Aim of the task:
Print each entry as it appears. Images stay out of the copy.

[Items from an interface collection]
★ ★ ★ ★

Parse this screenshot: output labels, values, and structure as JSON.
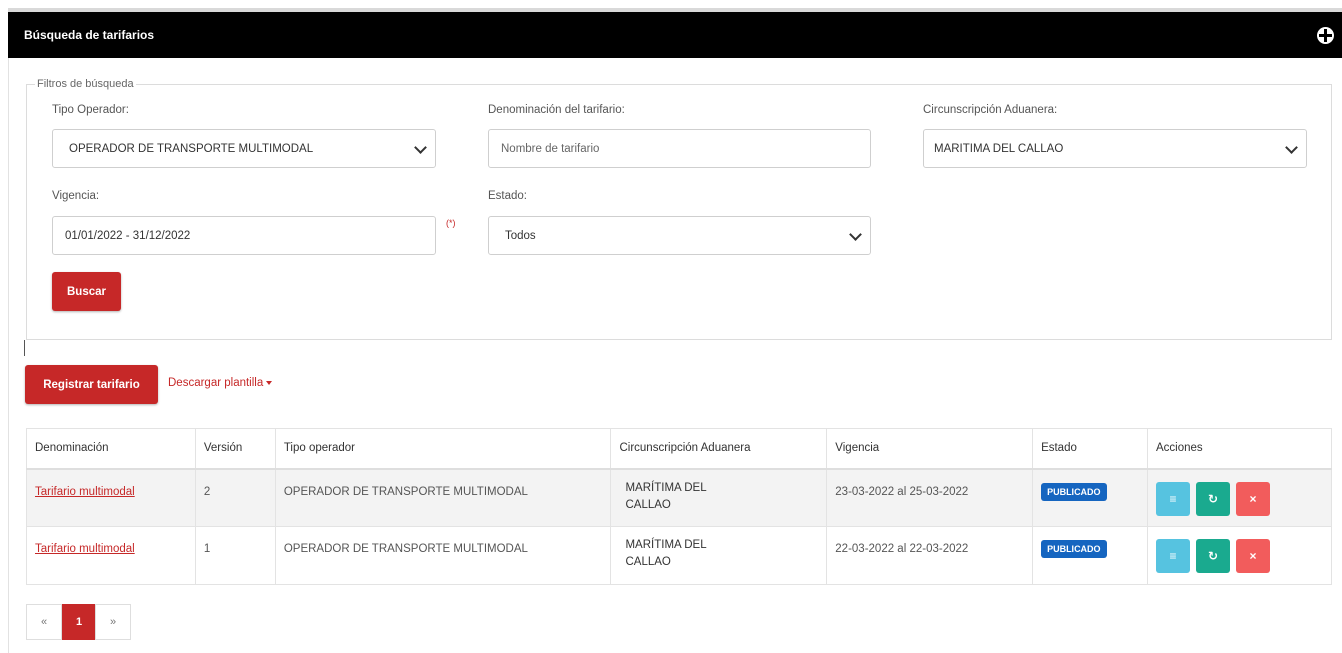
{
  "header": {
    "title": "Búsqueda de tarifarios",
    "icon": "globe-icon"
  },
  "filters": {
    "legend": "Filtros de búsqueda",
    "tipo_operador": {
      "label": "Tipo Operador:",
      "value": "OPERADOR DE TRANSPORTE MULTIMODAL"
    },
    "denominacion": {
      "label": "Denominación del tarifario:",
      "placeholder": "Nombre de tarifario"
    },
    "circunscripcion": {
      "label": "Circunscripción Aduanera:",
      "value": "MARITIMA DEL CALLAO"
    },
    "vigencia": {
      "label": "Vigencia:",
      "value": "01/01/2022 - 31/12/2022",
      "required_mark": "(*)"
    },
    "estado": {
      "label": "Estado:",
      "value": "Todos"
    },
    "search_button": "Buscar"
  },
  "actions": {
    "register_button": "Registrar tarifario",
    "download_link": "Descargar plantilla"
  },
  "table": {
    "headers": [
      "Denominación",
      "Versión",
      "Tipo operador",
      "Circunscripción Aduanera",
      "Vigencia",
      "Estado",
      "Acciones"
    ],
    "rows": [
      {
        "denominacion": "Tarifario multimodal",
        "version": "2",
        "tipo_operador": "OPERADOR DE TRANSPORTE MULTIMODAL",
        "circ_line1": "MARÍTIMA DEL",
        "circ_line2": "CALLAO",
        "vigencia": "23-03-2022 al 25-03-2022",
        "estado": "PUBLICADO"
      },
      {
        "denominacion": "Tarifario multimodal",
        "version": "1",
        "tipo_operador": "OPERADOR DE TRANSPORTE MULTIMODAL",
        "circ_line1": "MARÍTIMA DEL",
        "circ_line2": "CALLAO",
        "vigencia": "22-03-2022 al 22-03-2022",
        "estado": "PUBLICADO"
      }
    ],
    "action_icons": [
      "list-icon",
      "sync-icon",
      "delete-icon"
    ]
  },
  "pagination": {
    "prev": "«",
    "current": "1",
    "next": "»"
  },
  "colors": {
    "accent": "#c62828",
    "badge": "#1565c0",
    "header_bg": "#000000"
  }
}
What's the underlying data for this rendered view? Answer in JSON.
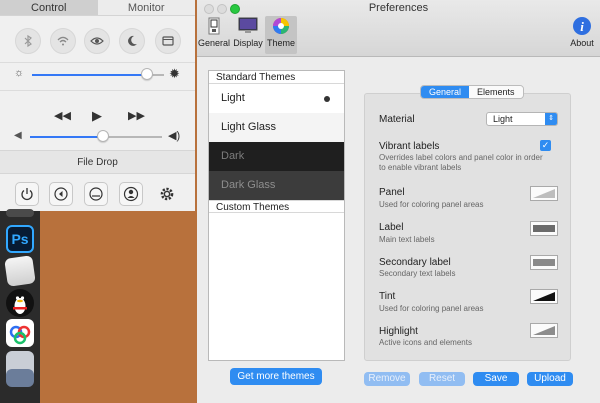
{
  "control_panel": {
    "tabs": [
      {
        "label": "Control",
        "active": true
      },
      {
        "label": "Monitor",
        "active": false
      }
    ],
    "file_drop_label": "File Drop"
  },
  "window": {
    "title": "Preferences",
    "toolbar": [
      {
        "label": "General",
        "icon": "general-icon"
      },
      {
        "label": "Display",
        "icon": "display-icon"
      },
      {
        "label": "Theme",
        "icon": "theme-icon",
        "selected": true
      }
    ],
    "about_label": "About"
  },
  "themes": {
    "standard_header": "Standard Themes",
    "items": [
      {
        "label": "Light",
        "selected": true
      },
      {
        "label": "Light Glass",
        "selected": false
      },
      {
        "label": "Dark",
        "selected": false
      },
      {
        "label": "Dark Glass",
        "selected": false
      }
    ],
    "custom_header": "Custom Themes",
    "get_more_label": "Get more themes"
  },
  "settings": {
    "tabs": [
      {
        "label": "General",
        "active": true
      },
      {
        "label": "Elements",
        "active": false
      }
    ],
    "material_label": "Material",
    "material_value": "Light",
    "vibrant_label": "Vibrant labels",
    "vibrant_checked": true,
    "vibrant_desc_line1": "Overrides label colors and panel color in order",
    "vibrant_desc_line2": "to enable vibrant labels",
    "panel_label": "Panel",
    "panel_desc": "Used for coloring panel areas",
    "label_label": "Label",
    "label_desc": "Main text labels",
    "secondary_label": "Secondary label",
    "secondary_desc": "Secondary text labels",
    "tint_label": "Tint",
    "tint_desc": "Used for coloring panel areas",
    "highlight_label": "Highlight",
    "highlight_desc": "Active icons and elements"
  },
  "actions": {
    "remove": "Remove",
    "reset": "Reset",
    "save": "Save",
    "upload": "Upload"
  },
  "colors": {
    "accent": "#2f8cf1",
    "dark_theme_bg": "#1f1f1f",
    "dark_glass_bg": "#3c3c3c"
  },
  "sliders": {
    "brightness_level": 0.87,
    "volume_level": 0.55
  }
}
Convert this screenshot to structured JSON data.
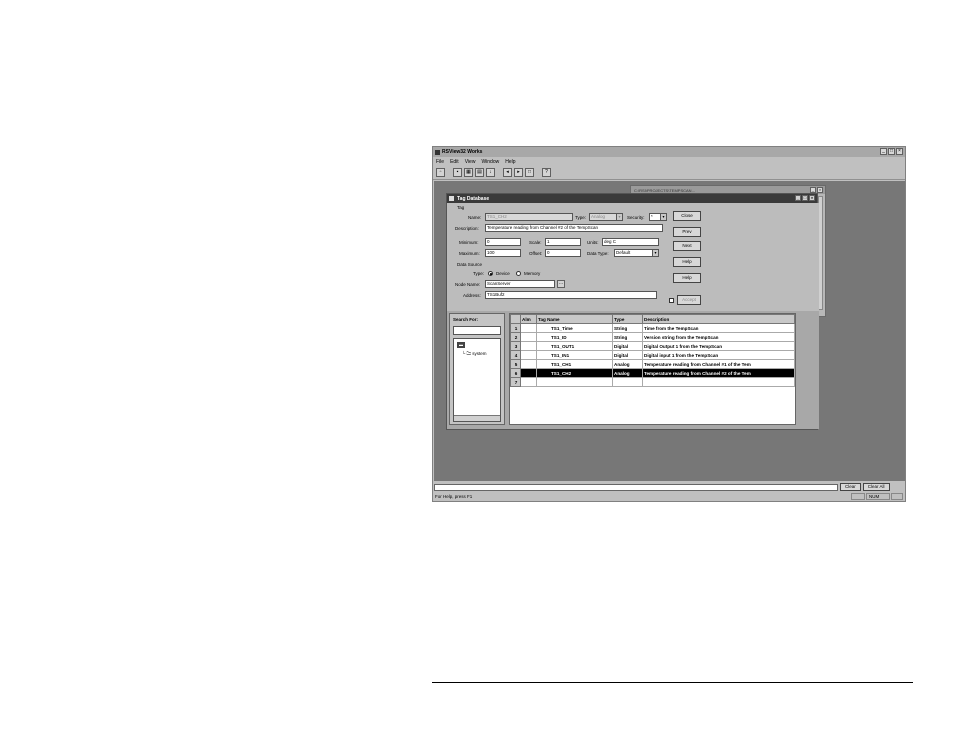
{
  "app": {
    "title": "RSView32 Works",
    "menus": [
      "File",
      "Edit",
      "View",
      "Window",
      "Help"
    ],
    "title_buttons": [
      "_",
      "□",
      "×"
    ]
  },
  "background_window": {
    "title": "C:\\RSI\\PROJECTS\\TEMPSCAN..."
  },
  "tag_db": {
    "title": "Tag Database",
    "group_tag": "Tag",
    "name_label": "Name:",
    "name_value": "TS1_CH2",
    "type_label": "Type:",
    "type_value": "Analog",
    "security_label": "Security:",
    "security_value": "*",
    "description_label": "Description:",
    "description_value": "Temperature reading from Channel #2 of the TempScan",
    "minimum_label": "Minimum:",
    "minimum_value": "0",
    "scale_label": "Scale:",
    "scale_value": "1",
    "units_label": "Units:",
    "units_value": "deg C",
    "maximum_label": "Maximum:",
    "maximum_value": "100",
    "offset_label": "Offset:",
    "offset_value": "0",
    "datatype_label": "Data Type:",
    "datatype_value": "Default",
    "group_source": "Data Source",
    "source_type_label": "Type:",
    "source_device": "Device",
    "source_memory": "Memory",
    "nodename_label": "Node Name:",
    "nodename_value": "ScanServer",
    "address_label": "Address:",
    "address_value": "TS1Buf2",
    "buttons": {
      "close": "Close",
      "prev": "Prev",
      "next": "Next",
      "help": "Help",
      "accept": "Accept"
    },
    "search_label": "Search For:",
    "tree_item": "system",
    "grid": {
      "headers": [
        "",
        "Alm",
        "Tag Name",
        "Type",
        "Description"
      ],
      "rows": [
        {
          "n": "1",
          "name": "TS1_Time",
          "type": "String",
          "desc": "Time from the TempScan"
        },
        {
          "n": "2",
          "name": "TS1_ID",
          "type": "String",
          "desc": "Version string from the TempScan"
        },
        {
          "n": "3",
          "name": "TS1_OUT1",
          "type": "Digital",
          "desc": "Digital Output 1 from the TempScan"
        },
        {
          "n": "4",
          "name": "TS1_IN1",
          "type": "Digital",
          "desc": "Digital input 1 from the TempScan"
        },
        {
          "n": "5",
          "name": "TS1_CH1",
          "type": "Analog",
          "desc": "Temperature reading from Channel #1 of the Tem"
        },
        {
          "n": "6",
          "name": "TS1_CH2",
          "type": "Analog",
          "desc": "Temperature reading from Channel #2 of the Tem"
        },
        {
          "n": "7",
          "name": "",
          "type": "",
          "desc": ""
        }
      ]
    }
  },
  "output_bar": {
    "clear": "Clear",
    "clear_all": "Clear All"
  },
  "status": {
    "text": "For Help, press F1",
    "num": "NUM"
  }
}
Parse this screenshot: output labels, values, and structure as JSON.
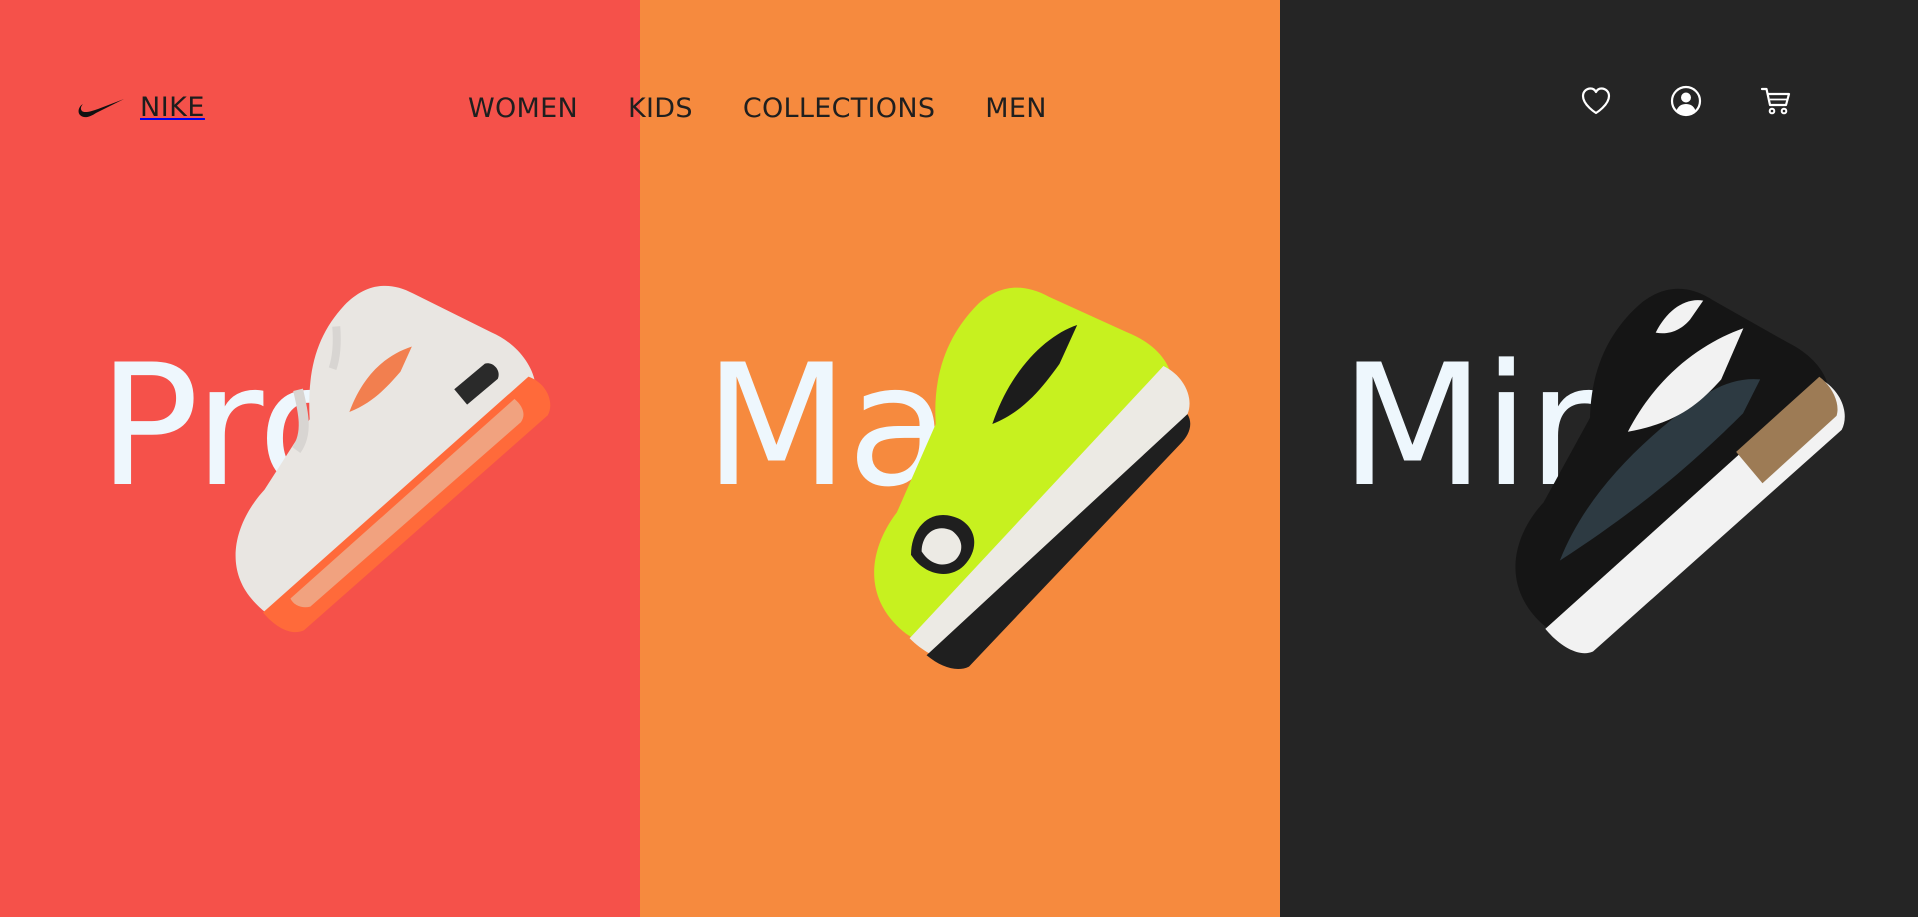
{
  "brand": {
    "name": "NIKE",
    "logo_icon": "nike-swoosh-icon"
  },
  "nav": {
    "items": [
      {
        "label": "WOMEN"
      },
      {
        "label": "KIDS"
      },
      {
        "label": "COLLECTIONS"
      },
      {
        "label": "MEN"
      }
    ]
  },
  "actions": {
    "icons": [
      "heart-icon",
      "user-account-icon",
      "shopping-cart-icon"
    ]
  },
  "panels": [
    {
      "word": "Pro",
      "background": "#f5514a",
      "shoe_icon": "sneaker-white-orange-icon"
    },
    {
      "word": "Max",
      "background": "#f68a3e",
      "shoe_icon": "sneaker-volt-green-icon"
    },
    {
      "word": "Mir",
      "background": "#252525",
      "shoe_icon": "sneaker-black-white-icon"
    }
  ],
  "colors": {
    "panel_red": "#f5514a",
    "panel_orange": "#f68a3e",
    "panel_dark": "#252525",
    "headline_text": "#eef7fd",
    "nav_text": "#1f1f1f"
  }
}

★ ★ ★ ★

Result of the task:
Parse this screenshot: output labels, values, and structure as JSON.
{
  "header": {
    "title": "Búsqueda de tarifarios",
    "icon": "globe-icon"
  },
  "filters": {
    "legend": "Filtros de búsqueda",
    "tipo_operador": {
      "label": "Tipo Operador:",
      "value": "OPERADOR DE TRANSPORTE MULTIMODAL"
    },
    "denominacion": {
      "label": "Denominación del tarifario:",
      "placeholder": "Nombre de tarifario"
    },
    "circunscripcion": {
      "label": "Circunscripción Aduanera:",
      "value": "MARITIMA DEL CALLAO"
    },
    "vigencia": {
      "label": "Vigencia:",
      "value": "01/01/2022 - 31/12/2022",
      "required_mark": "(*)"
    },
    "estado": {
      "label": "Estado:",
      "value": "Todos"
    },
    "search_button": "Buscar"
  },
  "actions": {
    "register_button": "Registrar tarifario",
    "download_link": "Descargar plantilla"
  },
  "table": {
    "headers": [
      "Denominación",
      "Versión",
      "Tipo operador",
      "Circunscripción Aduanera",
      "Vigencia",
      "Estado",
      "Acciones"
    ],
    "rows": [
      {
        "denominacion": "Tarifario multimodal",
        "version": "2",
        "tipo_operador": "OPERADOR DE TRANSPORTE MULTIMODAL",
        "circ_line1": "MARÍTIMA DEL",
        "circ_line2": "CALLAO",
        "vigencia": "23-03-2022 al 25-03-2022",
        "estado": "PUBLICADO"
      },
      {
        "denominacion": "Tarifario multimodal",
        "version": "1",
        "tipo_operador": "OPERADOR DE TRANSPORTE MULTIMODAL",
        "circ_line1": "MARÍTIMA DEL",
        "circ_line2": "CALLAO",
        "vigencia": "22-03-2022 al 22-03-2022",
        "estado": "PUBLICADO"
      }
    ],
    "action_icons": [
      "list-icon",
      "sync-icon",
      "delete-icon"
    ]
  },
  "pagination": {
    "prev": "«",
    "current": "1",
    "next": "»"
  },
  "colors": {
    "accent": "#c62828",
    "badge": "#1565c0",
    "header_bg": "#000000"
  }
}
What's the underlying data for this rendered view? Answer in JSON.
{
  "control_panel": {
    "tabs": [
      {
        "label": "Control",
        "active": true
      },
      {
        "label": "Monitor",
        "active": false
      }
    ],
    "file_drop_label": "File Drop"
  },
  "window": {
    "title": "Preferences",
    "toolbar": [
      {
        "label": "General",
        "icon": "general-icon"
      },
      {
        "label": "Display",
        "icon": "display-icon"
      },
      {
        "label": "Theme",
        "icon": "theme-icon",
        "selected": true
      }
    ],
    "about_label": "About"
  },
  "themes": {
    "standard_header": "Standard Themes",
    "items": [
      {
        "label": "Light",
        "selected": true
      },
      {
        "label": "Light Glass",
        "selected": false
      },
      {
        "label": "Dark",
        "selected": false
      },
      {
        "label": "Dark Glass",
        "selected": false
      }
    ],
    "custom_header": "Custom Themes",
    "get_more_label": "Get more themes"
  },
  "settings": {
    "tabs": [
      {
        "label": "General",
        "active": true
      },
      {
        "label": "Elements",
        "active": false
      }
    ],
    "material_label": "Material",
    "material_value": "Light",
    "vibrant_label": "Vibrant labels",
    "vibrant_checked": true,
    "vibrant_desc_line1": "Overrides label colors and panel color in order",
    "vibrant_desc_line2": "to enable vibrant labels",
    "panel_label": "Panel",
    "panel_desc": "Used for coloring panel areas",
    "label_label": "Label",
    "label_desc": "Main text labels",
    "secondary_label": "Secondary label",
    "secondary_desc": "Secondary text labels",
    "tint_label": "Tint",
    "tint_desc": "Used for coloring panel areas",
    "highlight_label": "Highlight",
    "highlight_desc": "Active icons and elements"
  },
  "actions": {
    "remove": "Remove",
    "reset": "Reset",
    "save": "Save",
    "upload": "Upload"
  },
  "colors": {
    "accent": "#2f8cf1",
    "dark_theme_bg": "#1f1f1f",
    "dark_glass_bg": "#3c3c3c"
  },
  "sliders": {
    "brightness_level": 0.87,
    "volume_level": 0.55
  }
}
Convert this screenshot to structured JSON data.
{
  "app": {
    "title": "RSView32 Works",
    "menus": [
      "File",
      "Edit",
      "View",
      "Window",
      "Help"
    ],
    "title_buttons": [
      "_",
      "□",
      "×"
    ]
  },
  "background_window": {
    "title": "C:\\RSI\\PROJECTS\\TEMPSCAN..."
  },
  "tag_db": {
    "title": "Tag Database",
    "group_tag": "Tag",
    "name_label": "Name:",
    "name_value": "TS1_CH2",
    "type_label": "Type:",
    "type_value": "Analog",
    "security_label": "Security:",
    "security_value": "*",
    "description_label": "Description:",
    "description_value": "Temperature reading from Channel #2 of the TempScan",
    "minimum_label": "Minimum:",
    "minimum_value": "0",
    "scale_label": "Scale:",
    "scale_value": "1",
    "units_label": "Units:",
    "units_value": "deg C",
    "maximum_label": "Maximum:",
    "maximum_value": "100",
    "offset_label": "Offset:",
    "offset_value": "0",
    "datatype_label": "Data Type:",
    "datatype_value": "Default",
    "group_source": "Data Source",
    "source_type_label": "Type:",
    "source_device": "Device",
    "source_memory": "Memory",
    "nodename_label": "Node Name:",
    "nodename_value": "ScanServer",
    "address_label": "Address:",
    "address_value": "TS1Buf2",
    "buttons": {
      "close": "Close",
      "prev": "Prev",
      "next": "Next",
      "help": "Help",
      "accept": "Accept"
    },
    "search_label": "Search For:",
    "tree_item": "system",
    "grid": {
      "headers": [
        "",
        "Alm",
        "Tag Name",
        "Type",
        "Description"
      ],
      "rows": [
        {
          "n": "1",
          "name": "TS1_Time",
          "type": "String",
          "desc": "Time from the TempScan"
        },
        {
          "n": "2",
          "name": "TS1_ID",
          "type": "String",
          "desc": "Version string from the TempScan"
        },
        {
          "n": "3",
          "name": "TS1_OUT1",
          "type": "Digital",
          "desc": "Digital Output 1 from the TempScan"
        },
        {
          "n": "4",
          "name": "TS1_IN1",
          "type": "Digital",
          "desc": "Digital input 1 from the TempScan"
        },
        {
          "n": "5",
          "name": "TS1_CH1",
          "type": "Analog",
          "desc": "Temperature reading from Channel #1 of the Tem"
        },
        {
          "n": "6",
          "name": "TS1_CH2",
          "type": "Analog",
          "desc": "Temperature reading from Channel #2 of the Tem"
        },
        {
          "n": "7",
          "name": "",
          "type": "",
          "desc": ""
        }
      ]
    }
  },
  "output_bar": {
    "clear": "Clear",
    "clear_all": "Clear All"
  },
  "status": {
    "text": "For Help, press F1",
    "num": "NUM"
  }
}
Parse this screenshot: output labels, values, and structure as JSON.
{
  "brand": {
    "name": "NIKE",
    "logo_icon": "nike-swoosh-icon"
  },
  "nav": {
    "items": [
      {
        "label": "WOMEN"
      },
      {
        "label": "KIDS"
      },
      {
        "label": "COLLECTIONS"
      },
      {
        "label": "MEN"
      }
    ]
  },
  "actions": {
    "icons": [
      "heart-icon",
      "user-account-icon",
      "shopping-cart-icon"
    ]
  },
  "panels": [
    {
      "word": "Pro",
      "background": "#f5514a",
      "shoe_icon": "sneaker-white-orange-icon"
    },
    {
      "word": "Max",
      "background": "#f68a3e",
      "shoe_icon": "sneaker-volt-green-icon"
    },
    {
      "word": "Mir",
      "background": "#252525",
      "shoe_icon": "sneaker-black-white-icon"
    }
  ],
  "colors": {
    "panel_red": "#f5514a",
    "panel_orange": "#f68a3e",
    "panel_dark": "#252525",
    "headline_text": "#eef7fd",
    "nav_text": "#1f1f1f"
  }
}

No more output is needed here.